Purpose of review: Subcutaneous IgG (SCIG) is becoming more popular, but there is still uncertainty about efficacy and optimal dosing. This review discusses recent pharmacokinetic studies and applications of SCIG therapy, and its efficacy in the context of emerging understanding of the relationship between dosing and efficacy of both intravenous IgG (IVIG) and SCIG replacement therapy for primary immunodeficiency diseases.
Recent findings: Three preparations of IgG have been licensed in the US in the past year.

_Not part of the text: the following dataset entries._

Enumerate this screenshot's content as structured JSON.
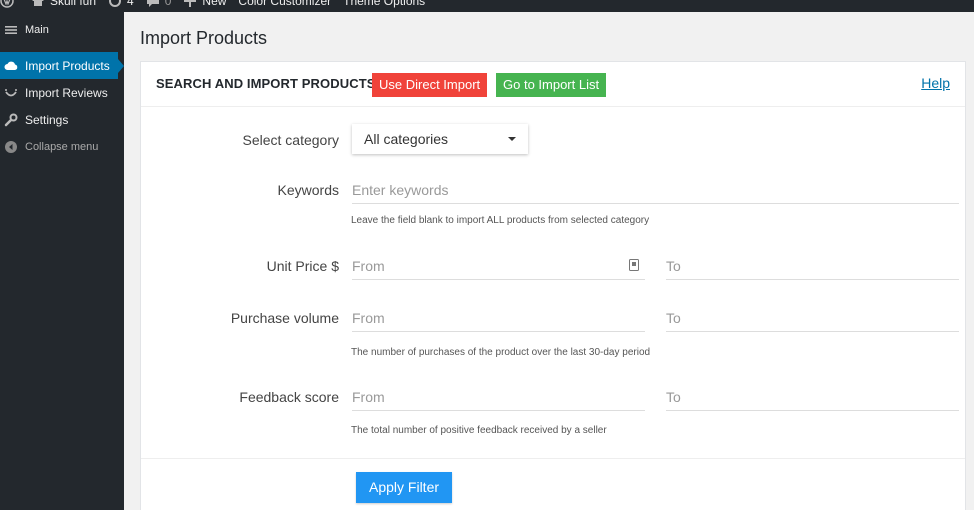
{
  "adminbar": {
    "site_name": "Skull fun",
    "updates_count": "4",
    "comments_count": "0",
    "new_label": "New",
    "color_customizer": "Color Customizer",
    "theme_options": "Theme Options"
  },
  "sidebar": {
    "items": [
      {
        "label": "Main",
        "icon": "menu-icon"
      },
      {
        "label": "Import Products",
        "icon": "cloud-icon",
        "active": true
      },
      {
        "label": "Import Reviews",
        "icon": "smile-icon"
      },
      {
        "label": "Settings",
        "icon": "wrench-icon"
      },
      {
        "label": "Collapse menu",
        "icon": "collapse-icon"
      }
    ]
  },
  "page": {
    "title": "Import Products"
  },
  "panel": {
    "title": "SEARCH AND IMPORT PRODUCTS",
    "direct_import_label": "Use Direct Import",
    "import_list_label": "Go to Import List",
    "help_label": "Help"
  },
  "form": {
    "category_label": "Select category",
    "category_value": "All categories",
    "keywords_label": "Keywords",
    "keywords_placeholder": "Enter keywords",
    "keywords_hint": "Leave the field blank to import ALL products from selected category",
    "unit_price_label": "Unit Price $",
    "purchase_volume_label": "Purchase volume",
    "purchase_volume_hint": "The number of purchases of the product over the last 30-day period",
    "feedback_label": "Feedback score",
    "feedback_hint": "The total number of positive feedback received by a seller",
    "from_placeholder": "From",
    "to_placeholder": "To",
    "apply_label": "Apply Filter"
  },
  "colors": {
    "sidebar_bg": "#23282d",
    "active_blue": "#0073aa",
    "red": "#f0433a",
    "green": "#46b450",
    "apply_blue": "#2196f3"
  }
}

Their bioavailabilities are 65–70% of that of IVIG. Pooled analyses show that the efficacy of SCIG in preventing infections is proportional to the steady-state levels achieved, and similar to that of IVIG. Pharmacokinetic studies allow estimation of doses that will yield desired serum levels with both IVIG and SCIG, and when switching from one route to another.
Summary: Pooled analyses show that at equivalent total doses, weekly SCIG results in steady-state levels 10–20% higher than troughs on monthly IVIG. For most patients, the choice between routes should be based on individual preference, and the regimen should be individualized to achieve the desired outcomes.